With many hospitals and specialists charging multiple times the stipulated medical aid rates, gap cover has emerged as a way to protect consumers against significant medical expense shortfalls, with reasonable premiums of up to a few hundred rand per month for the more comprehensive offerings.
However, many consumers aren’t always aware of exactly what their gap cover policy entails – and what they are covered for.
Tony Singleton, CEO of Turnberry Risk Management Solutions, stresses the importance of avoiding any nasty surprises, and knowing exactly what to expect at the claims stage. He says consumers should immerse themselves in the details of their policies.
“To truly know what your gap cover will offer you, the starting point is to fully understand your medical aid,” he advises.
“Gap cover products can only address medical expense shortfalls for something that has been partially covered by your medical aid. So if your medical aid doesn’t cover a certain procedure or specialist bill at all, then your gap cover isn’t able to assist.”
This is the manner in which the industry has been regulated and constructed, he explains, “in order to clearly delineate between the role of medical aid and gap cover.”
The devil is in the details
Singleton says consumers should rely on the services of a trusted financial adviser, to help them find a medical aid and gap cover policy that suits their (or their family’s) unique needs.
“Aside from this, it’s helpful to go through your member plan guide, product brochures and medical scheme rules – for both your medical aid and your gap cover – to ensure you’re fully informed about what is and isn’t covered.”
Medical aids and gap cover providers generally update their policies on an annual basis, and consumers should remain aware of any changes to the policy.
As the nature of one’s family changes (such as having more children) or as certain health conditions change, one should re-evaluate their medical aid and gap cover choices, adds Singleton.
Across the industry, there are a number of treatments that medical aids and gap cover providers are unlikely to cover.
These include cosmetic surgeries, so-called ‘self-inflicted’ medical concerns (such as alcohol and drug abuse, obesity treatment, attempted suicides, and the like), anything involving the member committing a criminal act, laser eye surgery, dental implants, and infertility treatment, among many others.
But there certainly are some grey areas.

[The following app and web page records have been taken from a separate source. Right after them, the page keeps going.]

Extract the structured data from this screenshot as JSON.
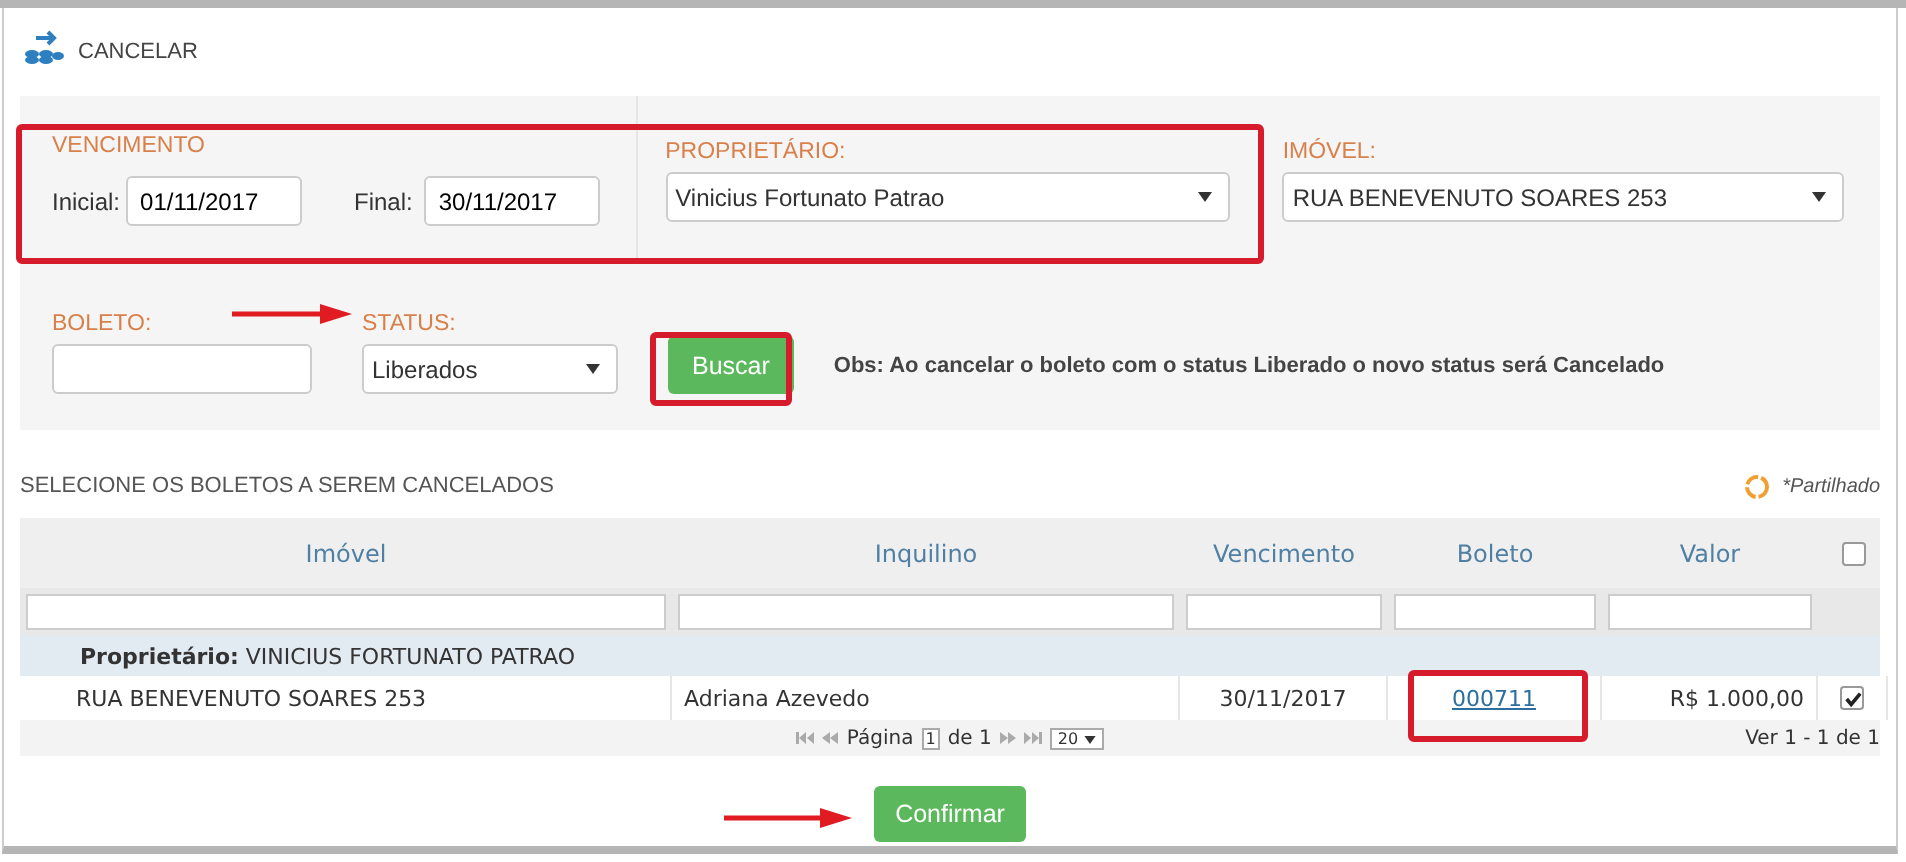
{
  "header": {
    "title": "CANCELAR"
  },
  "filters": {
    "vencimento_label": "VENCIMENTO",
    "inicial_label": "Inicial:",
    "inicial_value": "01/11/2017",
    "final_label": "Final:",
    "final_value": "30/11/2017",
    "proprietario_label": "PROPRIETÁRIO:",
    "proprietario_value": "Vinicius Fortunato Patrao",
    "imovel_label": "IMÓVEL:",
    "imovel_value": "RUA BENEVENUTO SOARES 253",
    "boleto_label": "BOLETO:",
    "status_label": "STATUS:",
    "status_value": "Liberados",
    "search_button": "Buscar",
    "note": "Obs: Ao cancelar o boleto com o status Liberado o novo status será Cancelado"
  },
  "table": {
    "title": "SELECIONE OS BOLETOS A SEREM CANCELADOS",
    "legend": "*Partilhado",
    "columns": [
      "Imóvel",
      "Inquilino",
      "Vencimento",
      "Boleto",
      "Valor"
    ],
    "select_all_checked": false,
    "groups": [
      {
        "label": "**Proprietário:** VINICIUS FORTUNATO PATRAO",
        "rows": [
          {
            "imovel": "RUA BENEVENUTO SOARES 253",
            "inquilino": "Adriana Azevedo",
            "vencimento": "30/11/2017",
            "boleto": "000711",
            "valor": "R$ 1.000,00",
            "checked": true
          }
        ]
      }
    ],
    "pager": {
      "page_label": "Página",
      "page": "1",
      "of_label": "de 1",
      "page_size": "20",
      "summary": "Ver 1 - 1 de 1"
    }
  },
  "confirm_button": "Confirmar"
}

Singleton explains that medical aid and gap cover providers look to understand whether a procedure is medically necessary, as they review claims that are submitted.
“So, for instance, breast reconstruction, post cancer-related mastectomies, or reconstructive facial surgeries after an accident, may well be covered by one’s medical aid and gap cover policies.”

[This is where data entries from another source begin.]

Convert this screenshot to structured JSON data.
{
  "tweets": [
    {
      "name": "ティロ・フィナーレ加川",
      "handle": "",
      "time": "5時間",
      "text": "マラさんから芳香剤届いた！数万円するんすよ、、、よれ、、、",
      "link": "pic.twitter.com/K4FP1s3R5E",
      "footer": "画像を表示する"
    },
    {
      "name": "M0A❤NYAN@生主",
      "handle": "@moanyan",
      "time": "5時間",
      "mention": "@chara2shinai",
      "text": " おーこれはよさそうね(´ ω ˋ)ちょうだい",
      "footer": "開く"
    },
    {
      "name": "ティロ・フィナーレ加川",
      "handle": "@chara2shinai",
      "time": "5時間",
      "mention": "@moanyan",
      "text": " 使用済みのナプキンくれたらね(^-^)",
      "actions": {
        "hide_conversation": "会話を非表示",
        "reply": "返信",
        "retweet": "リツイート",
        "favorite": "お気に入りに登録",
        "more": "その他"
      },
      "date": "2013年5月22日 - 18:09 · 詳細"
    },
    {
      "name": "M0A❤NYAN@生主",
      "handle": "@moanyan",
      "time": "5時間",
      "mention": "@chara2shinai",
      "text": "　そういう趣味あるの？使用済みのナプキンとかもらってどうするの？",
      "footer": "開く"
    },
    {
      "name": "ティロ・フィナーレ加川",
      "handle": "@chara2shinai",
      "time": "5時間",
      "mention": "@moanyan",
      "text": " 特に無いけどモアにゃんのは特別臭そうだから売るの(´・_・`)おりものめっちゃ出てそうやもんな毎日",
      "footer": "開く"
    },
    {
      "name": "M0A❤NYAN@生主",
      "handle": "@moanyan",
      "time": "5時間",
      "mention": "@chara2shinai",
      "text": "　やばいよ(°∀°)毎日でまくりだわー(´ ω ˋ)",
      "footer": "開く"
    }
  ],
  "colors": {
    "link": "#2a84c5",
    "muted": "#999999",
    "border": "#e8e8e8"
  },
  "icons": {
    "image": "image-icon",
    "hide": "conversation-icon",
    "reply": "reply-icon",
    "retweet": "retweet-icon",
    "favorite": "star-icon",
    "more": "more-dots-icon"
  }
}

Psychiatric treatment is another area where different gap cover providers adopt different positions, so it’s important for consumers to understand the details of their own policies.
There are a number of specialist fields – such as those whose jobs expose them to nuclear material, or those in active military service – which may also fall outside the coverage scope of medical aids and gap cover policies.

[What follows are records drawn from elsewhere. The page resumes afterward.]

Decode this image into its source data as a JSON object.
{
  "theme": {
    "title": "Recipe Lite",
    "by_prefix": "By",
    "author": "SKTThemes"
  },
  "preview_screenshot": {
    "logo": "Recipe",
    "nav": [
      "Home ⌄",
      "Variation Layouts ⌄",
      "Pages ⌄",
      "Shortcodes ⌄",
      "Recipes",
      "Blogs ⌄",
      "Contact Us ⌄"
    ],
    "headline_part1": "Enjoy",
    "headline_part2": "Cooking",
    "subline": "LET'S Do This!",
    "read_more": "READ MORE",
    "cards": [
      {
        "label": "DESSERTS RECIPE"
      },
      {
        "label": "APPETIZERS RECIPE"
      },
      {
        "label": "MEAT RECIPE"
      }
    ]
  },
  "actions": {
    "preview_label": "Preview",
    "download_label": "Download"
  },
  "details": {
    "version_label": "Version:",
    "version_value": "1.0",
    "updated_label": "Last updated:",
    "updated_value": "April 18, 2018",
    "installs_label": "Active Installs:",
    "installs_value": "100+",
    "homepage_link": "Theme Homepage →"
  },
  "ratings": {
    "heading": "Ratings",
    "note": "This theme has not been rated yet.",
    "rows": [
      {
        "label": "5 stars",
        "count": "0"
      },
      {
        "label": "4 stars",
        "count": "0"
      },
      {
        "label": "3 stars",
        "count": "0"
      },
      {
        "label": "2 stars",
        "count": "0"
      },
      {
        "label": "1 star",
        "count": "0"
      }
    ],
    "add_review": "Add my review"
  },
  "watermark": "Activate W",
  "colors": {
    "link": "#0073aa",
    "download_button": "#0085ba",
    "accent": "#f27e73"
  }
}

But it’s not just about what is and isn’t covered. Singleton says that to ensure claims are paid successfully, it’s essential to follow the rules of one’s medical aid, such as gaining pre-authorisation for a certain procedure. If consumers incur additional penalties for not following such rules, gap cover is unlikely to foot these bills.
“Another important consideration is that local medical aid and gap cover generally only covers one for incidents within the borders of South Africa,” he adds. “For those that are travelling overseas, it’s important to take out additional travel insurance products to deal with any emergencies or incidents that may happen while one is away.”